I apologize in advance for how long this is going to be.
There are so many factors ......
I think the biggest thing that gets overlooked is the very real expenses when going from a home-baker to a shop-baker. PLEASE NOTE: I'm not starting the home vs shop baker thing here.... I'm speaking from my personal view point, my personal experience, and my conversations with many folks who have made the transition.
As a home baker, a person may intellectually know there is rent and add'l expenses involved if/when they move to a shop, but until you are paying those bills, you don't really comprehend how much it is for:
-That $1150 monthly rent that goes up to $1525 when the landlord FINALLY gets around to figuring common areas maintenance fees for the year ... and then expects you to pay 3 months worth all at once because they screwed around and didn't get it done for 3 months.
-the $100 monthly dumpster bill that you don't have at home.
-the semi-annual fire inspection bill
-the payroll taxes,
-the bill to the accountant for doing the payroll,
-the actual and very real higher utility bills at a comm'l location (because god knows the utilities set their rates based in the "fact" that we business people have a ton more money just laying around doing nothing!),
-the equipment you never thought you needed ... like the $1000 grease trap, or just how much it REALLY costs, like the $8000 hood over the stove/oven ....
-the quarterly "cleaning out the grease trap" bill
-the $50 price tag for a comm'l mop bucket. (FIfty bucks??? For a freakin' bucket??? Are you kidding me????)
-the $2300 annual commerical auto policy on two vehicles when you were used to paying $900 annually on 3 vehicles on your personal policy,
-the liability insurance,
-the equipment insurance,
-the worker's comp insurance,
-------Note: I have to put back $10 every single day of the year just to pay my annual insurance bills
-any loans you took out for the equipment/construction
-any add'l credit card pymts that you ran up to make ends meet on those slow months.

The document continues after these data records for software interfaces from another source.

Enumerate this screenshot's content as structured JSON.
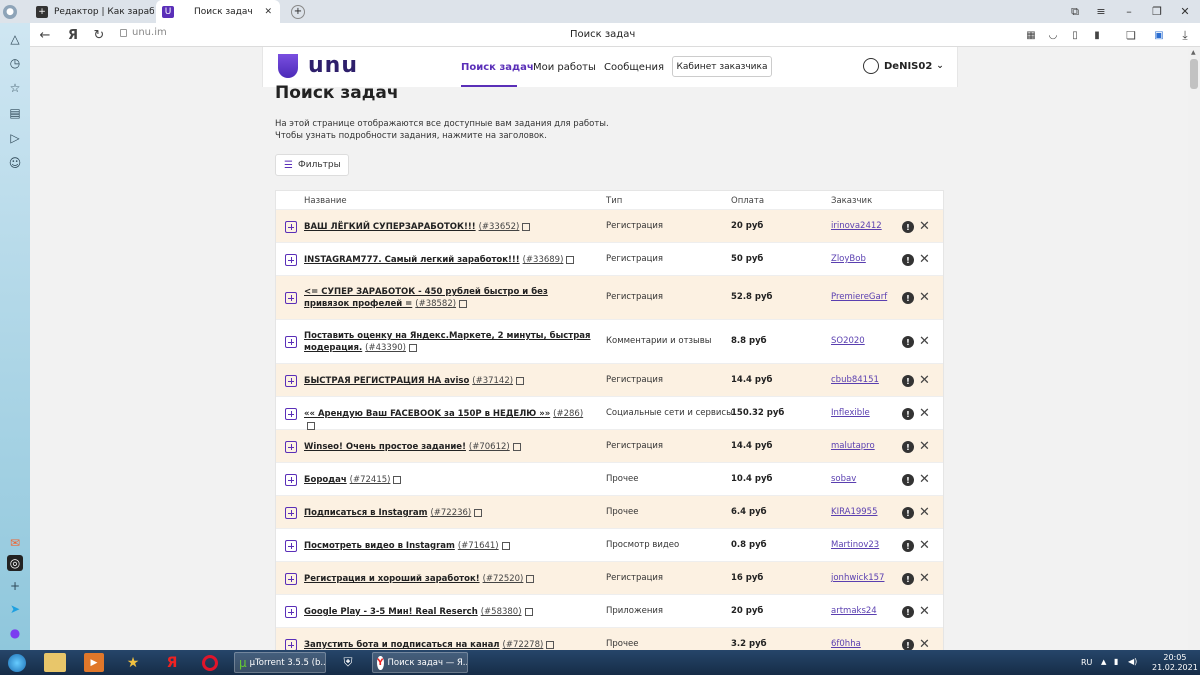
{
  "browser": {
    "tabs": [
      {
        "label": "Редактор | Как заработать",
        "active": false
      },
      {
        "label": "Поиск задач",
        "active": true
      }
    ],
    "url": "unu.im",
    "page_title": "Поиск задач",
    "nav": {
      "back": "←",
      "yandex": "Я",
      "reload": "↻"
    }
  },
  "site": {
    "logo_text": "unu",
    "menu": [
      {
        "label": "Поиск задач",
        "active": true
      },
      {
        "label": "Мои работы",
        "active": false
      },
      {
        "label": "Сообщения",
        "active": false
      }
    ],
    "cabinet_button": "Кабинет заказчика",
    "username": "DeNIS02"
  },
  "main": {
    "title": "Поиск задач",
    "desc1": "На этой странице отображаются все доступные вам задания для работы.",
    "desc2": "Чтобы узнать подробности задания, нажмите на заголовок.",
    "filter_button": "Фильтры"
  },
  "table": {
    "headers": {
      "name": "Название",
      "type": "Тип",
      "pay": "Оплата",
      "customer": "Заказчик"
    },
    "rows": [
      {
        "title": "ВАШ ЛЁГКИЙ СУПЕРЗАРАБОТОК!!!",
        "id": "(#33652)",
        "type": "Регистрация",
        "pay": "20 руб",
        "customer": "irinova2412",
        "highlight": true,
        "tall": false
      },
      {
        "title": "INSTAGRAM777. Самый легкий заработок!!!",
        "id": "(#33689)",
        "type": "Регистрация",
        "pay": "50 руб",
        "customer": "ZloyBob",
        "highlight": false,
        "tall": false
      },
      {
        "title": "<= СУПЕР ЗАРАБОТОК - 450 рублей быстро и без привязок профелей =",
        "id": "(#38582)",
        "type": "Регистрация",
        "pay": "52.8 руб",
        "customer": "PremiereGarf",
        "highlight": true,
        "tall": true
      },
      {
        "title": "Поставить оценку на Яндекс.Маркете, 2 минуты, быстрая модерация.",
        "id": "(#43390)",
        "type": "Комментарии и отзывы",
        "pay": "8.8 руб",
        "customer": "SO2020",
        "highlight": false,
        "tall": true
      },
      {
        "title": "БЫСТРАЯ РЕГИСТРАЦИЯ НА aviso",
        "id": "(#37142)",
        "type": "Регистрация",
        "pay": "14.4 руб",
        "customer": "cbub84151",
        "highlight": true,
        "tall": false
      },
      {
        "title": "«« Арендую Ваш FACEBOOK за 150Р в НЕДЕЛЮ »»",
        "id": "(#286)",
        "type": "Социальные сети и сервисы",
        "pay": "150.32 руб",
        "customer": "Inflexible",
        "highlight": false,
        "tall": false
      },
      {
        "title": "Winseo! Очень простое задание!",
        "id": "(#70612)",
        "type": "Регистрация",
        "pay": "14.4 руб",
        "customer": "malutapro",
        "highlight": true,
        "tall": false
      },
      {
        "title": "Бородач",
        "id": "(#72415)",
        "type": "Прочее",
        "pay": "10.4 руб",
        "customer": "sobav",
        "highlight": false,
        "tall": false
      },
      {
        "title": "Подписаться в Instagram",
        "id": "(#72236)",
        "type": "Прочее",
        "pay": "6.4 руб",
        "customer": "KIRA19955",
        "highlight": true,
        "tall": false
      },
      {
        "title": "Посмотреть видео в Instagram",
        "id": "(#71641)",
        "type": "Просмотр видео",
        "pay": "0.8 руб",
        "customer": "Martinov23",
        "highlight": false,
        "tall": false
      },
      {
        "title": "Регистрация и хороший заработок!",
        "id": "(#72520)",
        "type": "Регистрация",
        "pay": "16 руб",
        "customer": "jonhwick157",
        "highlight": true,
        "tall": false
      },
      {
        "title": "Google Play - 3-5 Мин! Real Reserch",
        "id": "(#58380)",
        "type": "Приложения",
        "pay": "20 руб",
        "customer": "artmaks24",
        "highlight": false,
        "tall": false
      },
      {
        "title": "Запустить бота и подписаться на канал",
        "id": "(#72278)",
        "type": "Прочее",
        "pay": "3.2 руб",
        "customer": "6f0hha",
        "highlight": true,
        "tall": false
      }
    ]
  },
  "taskbar": {
    "items": [
      {
        "label": "µTorrent 3.5.5  (b..."
      },
      {
        "label": "Поиск задач — Я..."
      }
    ],
    "lang": "RU",
    "time": "20:05",
    "date": "21.02.2021"
  },
  "colors": {
    "accent": "#5a2fb8",
    "row_highlight": "#fcf1e2"
  }
}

-the $700 for all the soaps you need to run the bathroom, the kitchen sinks, the comm'l dishwasher, the floors, etc. (although to be fair, these have lasted me 6 months).
-the $2200 to fix the store's air conditioner because it turns out that's NOT a landlord responsibility (and the AC guy does not take monthly payments!)
-$3000 for the sign over your store (that I don't have yet),
-the cost to join the chamber and networking groups to get your name out fast and to a lot of people (it's called "advertisng" - and in case you're wondering, this money is the best advertising money I have ever spent!)
-the $45 a week linen bill for towels and aprons because you just do not have time to take them all home and wash them yourself anymore,
-the expense of buying more and more duplicate pans and equipment because higher volume means you can't do it with just two 8" round pans anymore
-and then figure that all of this is due and payable even when you don't have any orders ... the landlord still wants his rent and the power company still expects to be paid for electricity. A person no longer has the luxury of just paying the household electric bill and figure they "got a month off". No, no, no, ..... add to this the extra expense of gas and spending money on supplies to make those free samples to take to area businesses to try to get your name out and drum up add'l business.
It's a sticker shock to many ..... what a person thought was "good money" and/or "a decent profit" at home based on the pricing and volume they are doing from a home kitchen can throw them into bankruptcy in a shop kitchen if they don't do good market analysis and give their pricing and volume a reality check and if they don't have a good marketing plan.
It seems there is always something you need to buy, to update, to upgrade, to replace, to fix, to stock up on.
Here's a silly one .... I NEVER thougth about a sweeper for the shop (I have carpet in the front office area). I dont' want to spend the money to buy even a cheap one for the office, but I hate dragging my home sweeper back and forth between home and the shop.
Again ... this is NOT about being a home hobbyist, a home-based business, or a shop business. It's just a list of expenses that a comm'l space tends to have (repeat, TENDS to have) that a home-based business may or may not have and/or may not have been thoroughly considered.